Because Abe Lincoln Grows Up is biographical rather than fictional, it lacks a true plot. There is no rising action leading to a climax that changes the lives of the people involved. Instead, Sandburg creates a realistic background-the frontier wilderness of Kentucky, Indiana, and Illinois-and then populates it with historical figures. The major characters are Abe Lincoln; his mother, Nancy Hanks Lincoln; and his stepmother, Sarah Bush Johnston Lincoln.

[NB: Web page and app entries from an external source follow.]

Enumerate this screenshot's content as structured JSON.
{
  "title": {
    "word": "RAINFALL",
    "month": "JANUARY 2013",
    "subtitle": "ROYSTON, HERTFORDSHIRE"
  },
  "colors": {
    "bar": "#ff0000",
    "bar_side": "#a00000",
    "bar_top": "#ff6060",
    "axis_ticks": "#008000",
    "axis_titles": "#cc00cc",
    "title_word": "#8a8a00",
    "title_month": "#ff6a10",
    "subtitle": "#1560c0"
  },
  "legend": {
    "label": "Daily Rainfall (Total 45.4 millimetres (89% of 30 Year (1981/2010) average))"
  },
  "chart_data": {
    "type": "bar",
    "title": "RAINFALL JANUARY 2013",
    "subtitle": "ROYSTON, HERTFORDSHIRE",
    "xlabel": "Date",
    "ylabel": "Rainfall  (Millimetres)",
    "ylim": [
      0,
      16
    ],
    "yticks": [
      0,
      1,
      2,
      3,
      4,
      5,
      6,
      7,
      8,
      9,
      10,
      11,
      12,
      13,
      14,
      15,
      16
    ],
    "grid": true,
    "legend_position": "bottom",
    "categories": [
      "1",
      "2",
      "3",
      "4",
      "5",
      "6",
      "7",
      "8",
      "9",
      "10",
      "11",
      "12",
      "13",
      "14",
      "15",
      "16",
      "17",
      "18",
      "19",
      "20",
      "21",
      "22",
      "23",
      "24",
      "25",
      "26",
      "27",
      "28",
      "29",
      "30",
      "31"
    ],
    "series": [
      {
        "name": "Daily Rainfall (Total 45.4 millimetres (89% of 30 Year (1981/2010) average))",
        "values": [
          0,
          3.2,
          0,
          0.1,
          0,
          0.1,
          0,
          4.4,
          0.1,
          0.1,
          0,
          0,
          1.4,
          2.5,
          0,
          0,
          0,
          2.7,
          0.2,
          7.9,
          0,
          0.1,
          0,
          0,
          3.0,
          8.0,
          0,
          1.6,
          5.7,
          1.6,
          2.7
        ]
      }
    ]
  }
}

The most outstanding literary characteristic of this work is the language. Sandburg’s prose often flows like his free verse poetry. A figurative device that Sandburg frequently uses in both poetry and prose is personification-that is, the endowment of an inanimate object with human qualities. For example, in chapter 10, Sandburg hypothesizes: “He [Abe] might have asked the moon, ‘What do you see?’ And the moon might have told him many things.” The extensive description of all that the moon might have witnessed in the past few years helps the reader to see and feel the current of life in those times.

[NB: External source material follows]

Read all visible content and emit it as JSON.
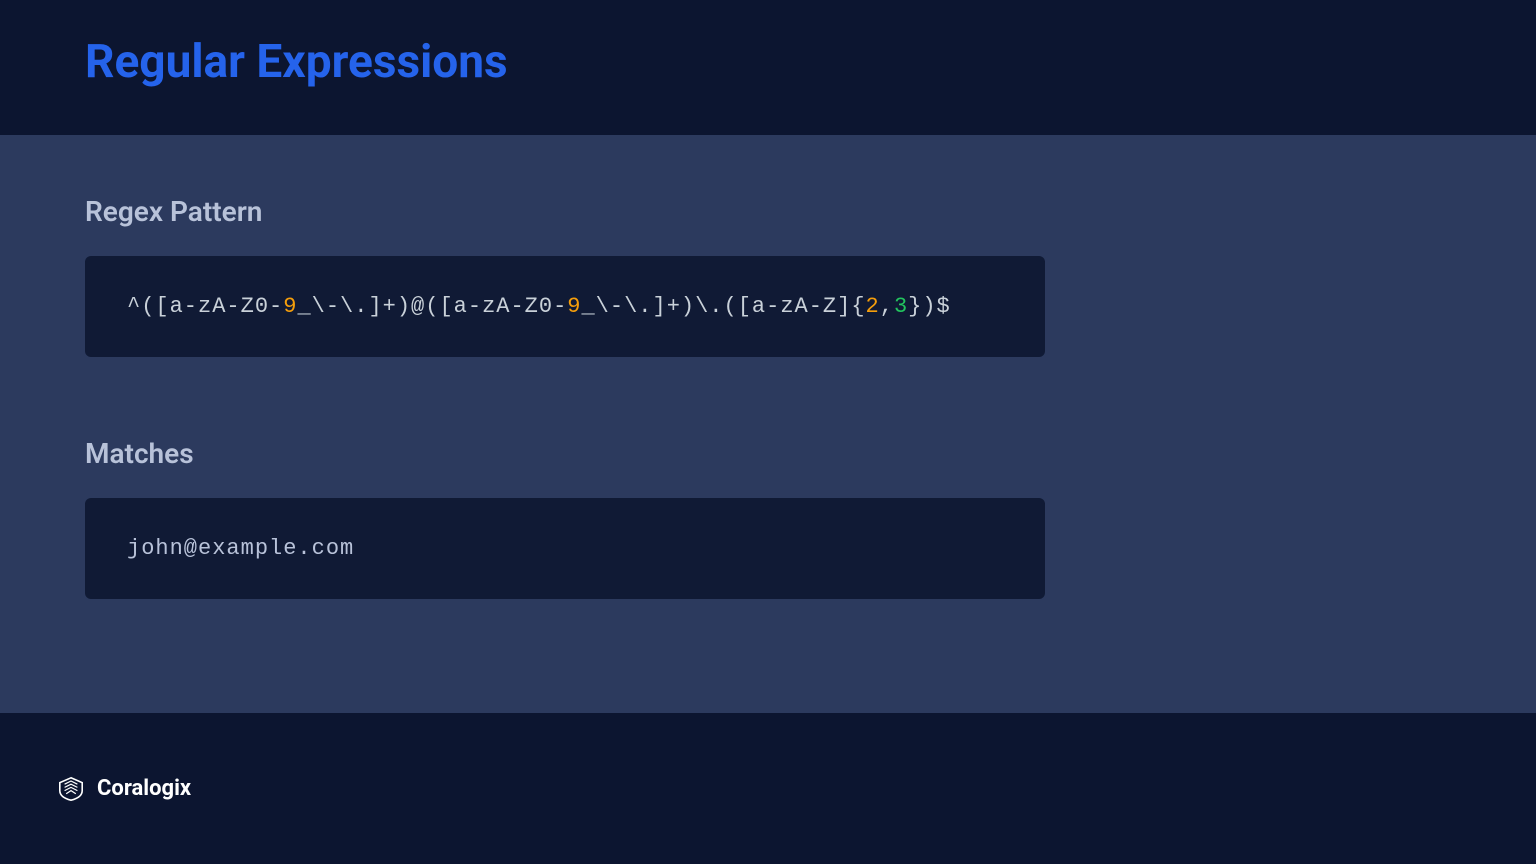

The attitudes toward violence, Native Americans, and blacks depicted in Abe Lincoln Grows Up may concern parents and teachers. Sandburg frequently makes violence sound attractive: “Three boys teased him one day…they would not be satisfied till he had punched their noses.” Some descriptions of Mike Fink’s and Andrew Jackson’s escapades may be viewed as glorifications of physical violence. When Sandburg writes about social injustice, such as the treatment of Native Americans and slaves, he never offers any comment of his own. Some critics defend him on the grounds that the irony implicit in the situations amounts to a form of recrimination, but young readers may not recognize the irony as such and may instead interpret the lack of comment as moral neutrality or, worse yet, as approval. Most of these problems occur because the work was written over 60 years ago, when the collective social conscience was not as well-developed as it is now. The realization that moral standards change rapidly in American society is an important part of education today.
1. In this biography, Sandburg does more than merely recount the facts about the first twenty years of Abe Lincoln’s life. He tells about such assorted characters as Daniel Boone, Mike Fink, and Napoleon Bonaparte. What is the value of such digressions?
1. Sandburg mentions several games played at parties on the frontier, such as “Skip to My Lou.” How were these games played? What kind of musical instruments might have been used? (A valuable source here might be Sandburg’s own collection of folk songs, The New American Songbag. New York: Broadcast Music, 1950.)
Abe Lincoln Grows Up is adapted from the first part of Sandburg’s Abraham Lincoln: The Prairie Years, Sandburg’s biography of Lincoln. Storm Over the Land: A Profile of the Civil War is a similar volume taken from Abraham Lincoln: The War Years. On a somewhat higher reading level than Abe Lincoln Grows Up, Storm Over the Land is much longer, covering all the years of the Civil War.